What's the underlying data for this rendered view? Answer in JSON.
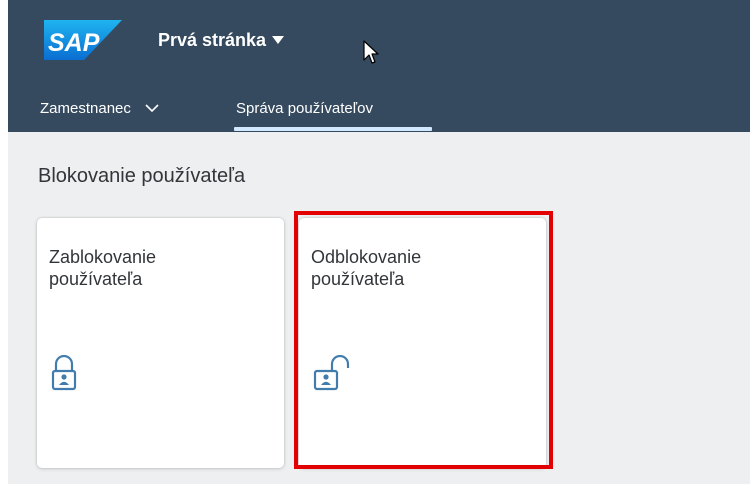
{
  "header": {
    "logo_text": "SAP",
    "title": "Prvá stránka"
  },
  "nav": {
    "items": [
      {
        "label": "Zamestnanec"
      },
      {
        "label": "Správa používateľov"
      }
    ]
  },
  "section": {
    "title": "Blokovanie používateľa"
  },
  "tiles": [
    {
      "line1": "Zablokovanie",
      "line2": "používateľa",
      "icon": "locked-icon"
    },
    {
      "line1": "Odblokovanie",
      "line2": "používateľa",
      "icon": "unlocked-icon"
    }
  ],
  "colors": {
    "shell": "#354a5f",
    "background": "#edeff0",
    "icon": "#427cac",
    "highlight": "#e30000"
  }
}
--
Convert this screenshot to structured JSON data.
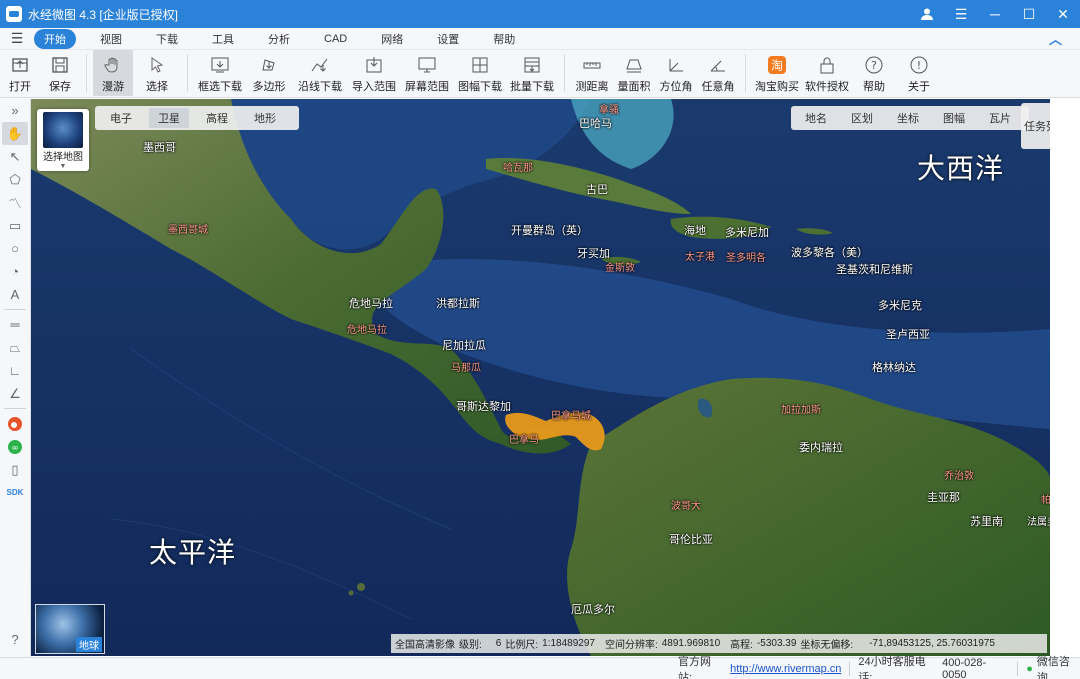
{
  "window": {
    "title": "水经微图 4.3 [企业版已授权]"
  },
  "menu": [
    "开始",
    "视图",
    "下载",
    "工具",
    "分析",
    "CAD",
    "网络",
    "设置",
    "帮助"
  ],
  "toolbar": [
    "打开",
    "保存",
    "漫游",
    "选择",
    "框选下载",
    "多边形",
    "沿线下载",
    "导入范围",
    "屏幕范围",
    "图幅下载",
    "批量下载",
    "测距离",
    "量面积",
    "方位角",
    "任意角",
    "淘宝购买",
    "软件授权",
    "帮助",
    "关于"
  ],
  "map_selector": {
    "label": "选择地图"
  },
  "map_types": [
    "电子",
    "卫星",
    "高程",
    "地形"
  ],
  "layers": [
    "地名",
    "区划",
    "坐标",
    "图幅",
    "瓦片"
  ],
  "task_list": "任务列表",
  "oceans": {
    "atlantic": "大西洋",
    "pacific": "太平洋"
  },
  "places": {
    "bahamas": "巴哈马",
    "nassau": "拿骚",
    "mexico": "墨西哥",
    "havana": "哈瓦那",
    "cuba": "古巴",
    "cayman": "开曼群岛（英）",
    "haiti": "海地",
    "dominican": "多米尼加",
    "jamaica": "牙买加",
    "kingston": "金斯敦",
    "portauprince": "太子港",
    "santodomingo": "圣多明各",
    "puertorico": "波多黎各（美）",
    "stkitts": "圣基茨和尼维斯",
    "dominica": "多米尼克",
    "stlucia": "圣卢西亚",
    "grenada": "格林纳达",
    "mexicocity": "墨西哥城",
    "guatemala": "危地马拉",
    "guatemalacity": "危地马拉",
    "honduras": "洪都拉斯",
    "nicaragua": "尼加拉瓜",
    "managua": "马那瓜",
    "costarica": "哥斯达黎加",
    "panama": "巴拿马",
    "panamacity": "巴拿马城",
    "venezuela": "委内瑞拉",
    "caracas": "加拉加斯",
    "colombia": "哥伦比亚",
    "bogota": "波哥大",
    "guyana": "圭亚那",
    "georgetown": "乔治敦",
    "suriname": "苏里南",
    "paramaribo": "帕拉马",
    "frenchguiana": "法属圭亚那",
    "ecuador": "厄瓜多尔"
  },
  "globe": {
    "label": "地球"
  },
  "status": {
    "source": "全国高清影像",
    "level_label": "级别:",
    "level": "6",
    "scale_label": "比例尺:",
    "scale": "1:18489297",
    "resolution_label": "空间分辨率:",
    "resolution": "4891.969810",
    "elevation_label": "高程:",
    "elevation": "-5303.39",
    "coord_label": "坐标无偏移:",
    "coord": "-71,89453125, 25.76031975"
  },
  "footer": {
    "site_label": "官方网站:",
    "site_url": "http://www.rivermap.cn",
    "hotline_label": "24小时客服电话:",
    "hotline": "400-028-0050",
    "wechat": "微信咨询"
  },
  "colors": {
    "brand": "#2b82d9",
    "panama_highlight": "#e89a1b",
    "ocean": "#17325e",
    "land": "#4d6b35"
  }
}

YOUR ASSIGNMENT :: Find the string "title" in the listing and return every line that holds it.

TASK OUTPUT ::
    "title": "Prvá stránka"
    "title": "Blokovanie používateľa"
    "title": "水经微图 4.3 [企业版已授权]"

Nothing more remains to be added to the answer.